When Mama Ain't Happy
posted by Amy

Jody's post about mama rage is a brave and honest look at the way so many of us feel sometimes.

Being the parent I planned to be before I actually had kids is impossible. While some people may have grown up in houses where everyone spoke calmly and rationally at all times, I didn't. My parents were loving and playful and took care of all our basic needs and then some. My mother is still my idol when it comes to tolerance for the messes kids make; she allowed us to cook, to create art whenever and wherever we wanted, to play in the mud in the backyard and make "paper" out of the garden plants, and to sew and, later, make movies with the home video camera.

It was also a home which eventually grew to include ten children, including some who were learning to speak English and who had some intense needs after living in orphanages or foster homes before they were adopted.

Until I was about five, my father worked full-time and was finishing the engineering degree that had been interrupted when he was drafted and spent a year in Vietnam. (I can't even imagine what my birth was like for them, given that my mom was in the U.S. and my father was in Vietnam. And coming home from war and immediately being immersed in fatherhood and marriage? It had to be hard for all involved.)

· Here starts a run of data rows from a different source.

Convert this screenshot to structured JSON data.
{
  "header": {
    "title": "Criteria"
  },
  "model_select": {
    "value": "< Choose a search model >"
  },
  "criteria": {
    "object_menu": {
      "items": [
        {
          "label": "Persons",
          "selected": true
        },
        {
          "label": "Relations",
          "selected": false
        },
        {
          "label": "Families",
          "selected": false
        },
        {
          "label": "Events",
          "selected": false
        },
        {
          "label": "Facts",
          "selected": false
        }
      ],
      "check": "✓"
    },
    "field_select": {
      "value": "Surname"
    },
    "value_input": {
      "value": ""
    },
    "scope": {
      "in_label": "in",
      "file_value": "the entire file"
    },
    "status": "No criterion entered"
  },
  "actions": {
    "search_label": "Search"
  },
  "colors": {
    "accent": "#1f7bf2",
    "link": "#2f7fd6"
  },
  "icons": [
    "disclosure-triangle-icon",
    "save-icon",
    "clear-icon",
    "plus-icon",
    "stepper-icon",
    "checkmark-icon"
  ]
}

When I was a teenager, my father worked in Texas during the week and flew home to California each weekend--unless it was his National Guard weekend for the month. Meanwhile, my mother was working on a master's degree and, oh yeah, taking care of ALL THE KIDS.

So it was a home with a lot of people and a lot of needs and a lot of love and also some anger. My father doesn't express anger in healthy ways, to say the least.

One of my struggles as a parent has been to figure out how to deal with the anger that's a pretty natural part of this nonstop, intensely physically and emotionally demanding life of caring for small children I love more than I could ever have imagined.

On my first Mother's Day after Henry's birth, I was awakened by my sick baby at 5 a.m. after a night of nonstop nursing and crying. I was exhausted and more than a little irritated that breastfeeding meant Chip slept like a log throughout the night while I paced the floors. So I woke him up and asked him to go get the infant Tylenol from the baby's room. He trudged sleepily down the hall, yelled back that he couldn't find it, and then came back. Livid with anger, I stomped into the baby's room, grabbed the medicine, and threw it at Chip. Yeah. Not expressing anger in healthy ways? Like father, like daughter.

Like Jody, I've also had to learn new strategies to replace some of the ones I grew up with. Sometimes I feel whiny and resentful about this. "It's not fair," I think. "Why should I have to learn new stuff when other people just get to use what they learned from their Atticus Finch-like fathers?" I'm not sure what I would do if Chip hadn't been raised by a stepfather whose rage could have given my father a run for his money. Oddly, this makes us better resources to each other, as do our combined years of therapy in various forms. Mostly, though, it helps that I'm not alone while making this journey. (Other than my brothers, for instance, often Chip is one of the few people who intuitively gets, say, that this music and this book are wonderfully comforting to me.)